Solinsky, however, is a name that not many would have picked to get anywhere close to the record. But just as Dathan Ritzenheim shocked everyone when he (comfortably) broke 13 minutes for 5,000m in Zurich last year, Solinsky produced the big surprise of the year so far.
His performance is further confirmation of a golden period for US-distance running. Yes, they have a long, long way to go to challenge the very best Kenyans and Ethiopians for depth and sustained quality of performance, but in the current generation of US-runners, you have an Olympic marathon medalist, a sub-60 half marathoner, a sub-13 5,000m runner, a New York Marathon champ, and now a sub-27 min 10,000m man. On the women’s side, top performers over 800m, 1500m (probably the best nation over this distance in 2009), and medals on the track over 10,000m and the marathon, and suddenly US-running is mighty competitive, which is brilliant for the sport.
Solinsky – the “fatty” world record holder
The Solinsky story will be interesting to follow later this year, when he runs more 5,000m races. For now, what is most interesting, in a quirky way, is the analysis that Letsrun.com produced yesterday, showing that Solinsky is the heaviest runner ever to break 27 minutes, and by some margin too.
Check out the table at the bottom of this post, and compare Solinsky, a relative giant at 73 kg (161 lbs) to the runners above him. Bekele at 54 kg (119 lbs), Gebrselassie (56 kg/123 lbs), Tergat (63kg/132 lbs) and Sammy Wanjiru (52kg/115 lbs) are some of the names on that list.
There are only 30 men in history who have done it, but Solinsky is 9 kg heavier than the next heaviest guys (Mohammed Mourhit and Mark Bett at 64 kg/141 lbs). In other words, until Solinsky, nobody heavier than 65kg had run sub-27 minutes, which is quite remarkable!
He is also the tallest (Paul Tergat held that record, but Solinksy is 3 cm taller than him, and the second slowest in history over 5,000m to break 27 minutes, but that should change when he gets to the track later this year.
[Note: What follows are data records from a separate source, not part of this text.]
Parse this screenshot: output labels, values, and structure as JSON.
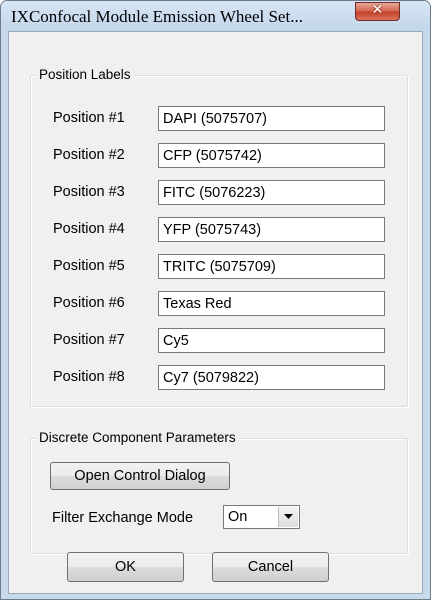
{
  "window": {
    "title": "IXConfocal Module Emission Wheel Set..."
  },
  "position_labels": {
    "group_title": "Position Labels",
    "rows": [
      {
        "label": "Position #1",
        "value": "DAPI (5075707)"
      },
      {
        "label": "Position #2",
        "value": "CFP (5075742)"
      },
      {
        "label": "Position #3",
        "value": "FITC (5076223)"
      },
      {
        "label": "Position #4",
        "value": "YFP (5075743)"
      },
      {
        "label": "Position #5",
        "value": "TRITC (5075709)"
      },
      {
        "label": "Position #6",
        "value": "Texas Red"
      },
      {
        "label": "Position #7",
        "value": "Cy5"
      },
      {
        "label": "Position #8",
        "value": "Cy7 (5079822)"
      }
    ]
  },
  "discrete": {
    "group_title": "Discrete Component Parameters",
    "open_button": "Open Control Dialog",
    "filter_mode_label": "Filter Exchange Mode",
    "filter_mode_value": "On"
  },
  "buttons": {
    "ok": "OK",
    "cancel": "Cancel"
  },
  "icons": {
    "close": "close-icon",
    "dropdown": "chevron-down-icon"
  },
  "colors": {
    "close_button": "#c2402a",
    "frame": "#c8d9ec",
    "client": "#f0f0f0"
  }
}
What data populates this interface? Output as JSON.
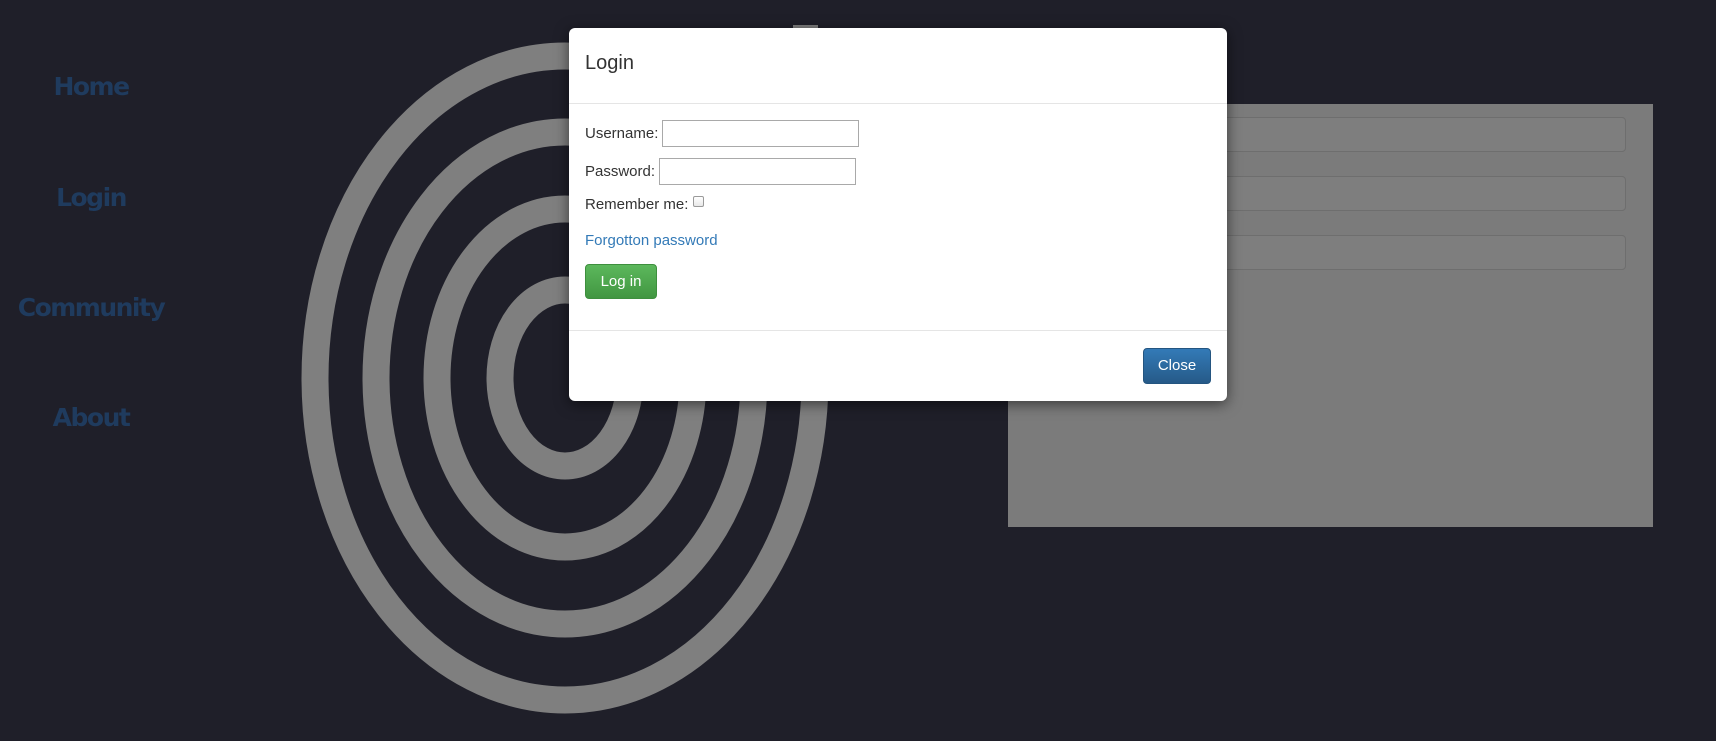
{
  "nav": {
    "items": [
      {
        "label": "Home"
      },
      {
        "label": "Login"
      },
      {
        "label": "Community"
      },
      {
        "label": "About"
      }
    ]
  },
  "modal": {
    "title": "Login",
    "username_label": "Username:",
    "username_value": "",
    "password_label": "Password:",
    "password_value": "",
    "remember_label": "Remember me:",
    "remember_checked": false,
    "forgot_link": "Forgotton password",
    "login_button": "Log in",
    "close_button": "Close"
  },
  "colors": {
    "background": "#1f1f29",
    "nav_text": "#1f3b5e",
    "rings": "#7f7f7f",
    "login_button": "#5cb85c",
    "close_button": "#337ab7",
    "link": "#337ab7"
  },
  "icons": {
    "background_logo": "concentric-rings-logo",
    "remember_checkbox": "checkbox"
  }
}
Solinsky himself earned Letsrun’s quote of the day when he joked that his friends used to tell him that he’d broken the “fatty world record”. All things are relative, as distance running teaches us all the time, but well done to a guy who on paper, would stand little chance of achieving what he has. The tide continues to rise in the USA, and hopefully the European season sees them racing the Kenyans and Ethiopians to even faster times.